====== Supplied data

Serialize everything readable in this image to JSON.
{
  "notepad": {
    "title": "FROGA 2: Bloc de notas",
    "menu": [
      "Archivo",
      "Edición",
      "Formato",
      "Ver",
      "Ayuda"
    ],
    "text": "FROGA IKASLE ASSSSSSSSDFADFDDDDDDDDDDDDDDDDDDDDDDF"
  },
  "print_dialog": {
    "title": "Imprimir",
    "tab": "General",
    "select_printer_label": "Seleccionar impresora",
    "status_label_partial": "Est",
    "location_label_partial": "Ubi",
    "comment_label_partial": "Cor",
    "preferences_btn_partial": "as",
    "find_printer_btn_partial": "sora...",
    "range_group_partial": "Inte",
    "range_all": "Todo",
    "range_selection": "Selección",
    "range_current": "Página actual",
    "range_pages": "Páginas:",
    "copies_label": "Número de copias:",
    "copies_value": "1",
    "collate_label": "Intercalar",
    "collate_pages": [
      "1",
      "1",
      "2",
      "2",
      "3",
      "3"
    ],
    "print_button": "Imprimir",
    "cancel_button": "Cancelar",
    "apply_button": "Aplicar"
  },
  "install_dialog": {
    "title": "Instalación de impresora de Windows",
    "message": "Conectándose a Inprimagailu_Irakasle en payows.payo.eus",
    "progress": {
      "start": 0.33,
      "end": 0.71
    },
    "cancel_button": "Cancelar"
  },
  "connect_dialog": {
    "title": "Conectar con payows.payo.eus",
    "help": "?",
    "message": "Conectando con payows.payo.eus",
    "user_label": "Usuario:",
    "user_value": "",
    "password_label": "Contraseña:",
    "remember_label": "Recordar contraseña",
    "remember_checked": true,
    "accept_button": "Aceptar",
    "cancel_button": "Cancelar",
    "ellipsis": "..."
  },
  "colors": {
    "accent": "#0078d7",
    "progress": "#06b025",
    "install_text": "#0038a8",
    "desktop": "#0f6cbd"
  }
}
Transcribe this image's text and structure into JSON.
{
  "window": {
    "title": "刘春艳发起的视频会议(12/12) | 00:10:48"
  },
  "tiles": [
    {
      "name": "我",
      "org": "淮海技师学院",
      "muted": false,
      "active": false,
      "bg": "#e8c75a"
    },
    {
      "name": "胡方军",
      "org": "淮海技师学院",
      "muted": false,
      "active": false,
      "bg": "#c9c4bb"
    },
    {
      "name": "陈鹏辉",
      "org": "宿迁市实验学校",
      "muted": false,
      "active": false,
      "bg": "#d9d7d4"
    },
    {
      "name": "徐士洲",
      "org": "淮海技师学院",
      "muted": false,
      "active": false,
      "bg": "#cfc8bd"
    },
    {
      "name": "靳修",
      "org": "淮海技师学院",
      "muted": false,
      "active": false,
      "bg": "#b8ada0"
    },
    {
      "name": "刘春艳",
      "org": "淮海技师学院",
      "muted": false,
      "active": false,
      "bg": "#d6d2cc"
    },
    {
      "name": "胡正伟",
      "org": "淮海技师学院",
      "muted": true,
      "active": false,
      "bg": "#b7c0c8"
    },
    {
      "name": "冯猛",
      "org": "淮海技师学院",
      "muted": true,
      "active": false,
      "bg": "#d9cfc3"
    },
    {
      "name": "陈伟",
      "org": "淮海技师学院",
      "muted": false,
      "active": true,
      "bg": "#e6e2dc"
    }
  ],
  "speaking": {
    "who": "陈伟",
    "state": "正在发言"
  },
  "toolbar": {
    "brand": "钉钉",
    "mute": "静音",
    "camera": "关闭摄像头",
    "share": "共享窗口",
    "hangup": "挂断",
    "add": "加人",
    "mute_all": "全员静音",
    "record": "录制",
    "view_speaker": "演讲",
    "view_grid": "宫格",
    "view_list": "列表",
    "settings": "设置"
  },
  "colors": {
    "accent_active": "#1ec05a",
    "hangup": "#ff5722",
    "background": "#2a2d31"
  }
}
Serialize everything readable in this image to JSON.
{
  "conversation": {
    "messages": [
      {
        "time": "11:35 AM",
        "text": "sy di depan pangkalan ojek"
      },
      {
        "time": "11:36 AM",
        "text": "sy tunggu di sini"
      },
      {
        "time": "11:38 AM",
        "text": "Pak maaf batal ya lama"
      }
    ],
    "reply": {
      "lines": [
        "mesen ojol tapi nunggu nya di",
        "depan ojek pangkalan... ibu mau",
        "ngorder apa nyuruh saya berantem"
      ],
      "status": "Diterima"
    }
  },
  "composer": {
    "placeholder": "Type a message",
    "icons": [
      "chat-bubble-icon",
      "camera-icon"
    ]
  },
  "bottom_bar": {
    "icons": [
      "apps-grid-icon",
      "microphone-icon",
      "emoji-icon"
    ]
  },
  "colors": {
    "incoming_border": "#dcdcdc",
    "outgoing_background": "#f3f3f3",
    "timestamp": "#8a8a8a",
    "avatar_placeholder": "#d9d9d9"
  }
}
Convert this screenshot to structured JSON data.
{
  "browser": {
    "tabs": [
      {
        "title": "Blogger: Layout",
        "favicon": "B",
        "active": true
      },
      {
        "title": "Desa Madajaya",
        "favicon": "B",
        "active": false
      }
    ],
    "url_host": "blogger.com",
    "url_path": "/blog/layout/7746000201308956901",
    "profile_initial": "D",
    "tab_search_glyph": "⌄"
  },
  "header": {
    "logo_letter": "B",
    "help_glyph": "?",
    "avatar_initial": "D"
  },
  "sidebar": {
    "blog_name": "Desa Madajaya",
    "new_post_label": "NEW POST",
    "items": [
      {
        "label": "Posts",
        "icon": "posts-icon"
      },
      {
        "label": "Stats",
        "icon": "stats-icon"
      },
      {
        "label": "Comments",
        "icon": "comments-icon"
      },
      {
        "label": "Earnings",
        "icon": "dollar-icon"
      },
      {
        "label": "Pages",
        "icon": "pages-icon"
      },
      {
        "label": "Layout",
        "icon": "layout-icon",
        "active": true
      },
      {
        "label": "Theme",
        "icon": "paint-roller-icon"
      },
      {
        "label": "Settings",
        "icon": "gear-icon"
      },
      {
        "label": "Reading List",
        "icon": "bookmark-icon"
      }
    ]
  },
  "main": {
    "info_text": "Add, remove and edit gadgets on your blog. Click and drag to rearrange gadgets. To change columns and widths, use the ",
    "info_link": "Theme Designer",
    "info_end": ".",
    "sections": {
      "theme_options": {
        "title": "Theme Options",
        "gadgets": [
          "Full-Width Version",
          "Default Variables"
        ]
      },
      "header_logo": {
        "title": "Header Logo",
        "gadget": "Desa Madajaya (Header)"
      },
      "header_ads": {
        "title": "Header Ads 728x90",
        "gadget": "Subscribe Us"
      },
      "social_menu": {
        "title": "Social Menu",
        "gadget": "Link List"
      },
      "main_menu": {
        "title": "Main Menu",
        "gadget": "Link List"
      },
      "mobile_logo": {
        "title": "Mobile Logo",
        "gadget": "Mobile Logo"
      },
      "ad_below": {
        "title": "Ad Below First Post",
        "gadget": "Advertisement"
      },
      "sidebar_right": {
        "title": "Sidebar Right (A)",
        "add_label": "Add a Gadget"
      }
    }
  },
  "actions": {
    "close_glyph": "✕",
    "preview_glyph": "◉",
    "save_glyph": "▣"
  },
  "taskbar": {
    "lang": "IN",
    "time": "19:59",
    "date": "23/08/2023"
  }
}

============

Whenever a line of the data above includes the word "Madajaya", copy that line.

Answer to this problem -
        "title": "Desa Madajaya",
    "blog_name": "Desa Madajaya",
        "gadget": "Desa Madajaya (Header)"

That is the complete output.